Your instructions — Once you find the line that contains "Output a JSON", write out that line and every line after it to the end of the records, exactly and with nothing else.

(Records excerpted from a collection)
>>>>>
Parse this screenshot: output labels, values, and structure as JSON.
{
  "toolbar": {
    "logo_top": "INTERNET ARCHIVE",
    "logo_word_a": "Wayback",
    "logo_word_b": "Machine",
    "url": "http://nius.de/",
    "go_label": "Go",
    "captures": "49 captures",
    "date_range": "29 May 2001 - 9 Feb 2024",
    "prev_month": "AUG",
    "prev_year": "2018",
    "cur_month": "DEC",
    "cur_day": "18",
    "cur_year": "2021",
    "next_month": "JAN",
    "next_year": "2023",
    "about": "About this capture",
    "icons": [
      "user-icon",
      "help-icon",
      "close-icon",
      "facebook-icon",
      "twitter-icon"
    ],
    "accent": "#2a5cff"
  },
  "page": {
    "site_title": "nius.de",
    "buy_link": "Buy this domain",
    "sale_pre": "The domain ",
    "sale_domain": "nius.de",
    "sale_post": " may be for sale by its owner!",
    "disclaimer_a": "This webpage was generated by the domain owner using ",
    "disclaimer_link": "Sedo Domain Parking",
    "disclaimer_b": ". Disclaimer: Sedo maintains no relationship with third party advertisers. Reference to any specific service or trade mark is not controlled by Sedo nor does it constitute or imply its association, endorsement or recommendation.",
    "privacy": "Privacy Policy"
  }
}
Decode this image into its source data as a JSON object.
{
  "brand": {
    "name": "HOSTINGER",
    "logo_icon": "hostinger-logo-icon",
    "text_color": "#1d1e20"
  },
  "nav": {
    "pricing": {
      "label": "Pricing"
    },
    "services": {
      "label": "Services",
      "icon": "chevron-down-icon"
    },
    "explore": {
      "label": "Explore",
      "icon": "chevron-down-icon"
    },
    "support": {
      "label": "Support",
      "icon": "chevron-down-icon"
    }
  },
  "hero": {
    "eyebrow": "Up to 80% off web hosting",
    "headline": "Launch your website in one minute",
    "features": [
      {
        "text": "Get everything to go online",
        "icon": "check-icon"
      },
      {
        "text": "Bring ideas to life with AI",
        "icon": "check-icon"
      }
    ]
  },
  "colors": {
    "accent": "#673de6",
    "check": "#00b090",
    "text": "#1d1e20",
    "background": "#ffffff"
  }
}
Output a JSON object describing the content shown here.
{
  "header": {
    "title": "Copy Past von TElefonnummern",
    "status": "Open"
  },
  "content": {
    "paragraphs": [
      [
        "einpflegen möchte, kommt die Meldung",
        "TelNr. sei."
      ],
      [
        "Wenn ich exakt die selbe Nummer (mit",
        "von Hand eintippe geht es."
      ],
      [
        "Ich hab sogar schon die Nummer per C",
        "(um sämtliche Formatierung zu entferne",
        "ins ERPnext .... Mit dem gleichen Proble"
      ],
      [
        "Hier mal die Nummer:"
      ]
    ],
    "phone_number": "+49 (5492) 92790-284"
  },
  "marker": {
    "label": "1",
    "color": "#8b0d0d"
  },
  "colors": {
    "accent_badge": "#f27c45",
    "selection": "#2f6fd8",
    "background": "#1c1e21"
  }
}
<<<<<
Written answer —
Output a JSON object describing the content shown here.
{
  "header": {
    "title": "Copy Past von TElefonnummern",
    "status": "Open"
  },
  "content": {
    "paragraphs": [
      [
        "einpflegen möchte, kommt die Meldung",
        "TelNr. sei."
      ],
      [
        "Wenn ich exakt die selbe Nummer (mit",
        "von Hand eintippe geht es."
      ],
      [
        "Ich hab sogar schon die Nummer per C",
        "(um sämtliche Formatierung zu entferne",
        "ins ERPnext .... Mit dem gleichen Proble"
      ],
      [
        "Hier mal die Nummer:"
      ]
    ],
    "phone_number": "+49 (5492) 92790-284"
  },
  "marker": {
    "label": "1",
    "color": "#8b0d0d"
  },
  "colors": {
    "accent_badge": "#f27c45",
    "selection": "#2f6fd8",
    "background": "#1c1e21"
  }
}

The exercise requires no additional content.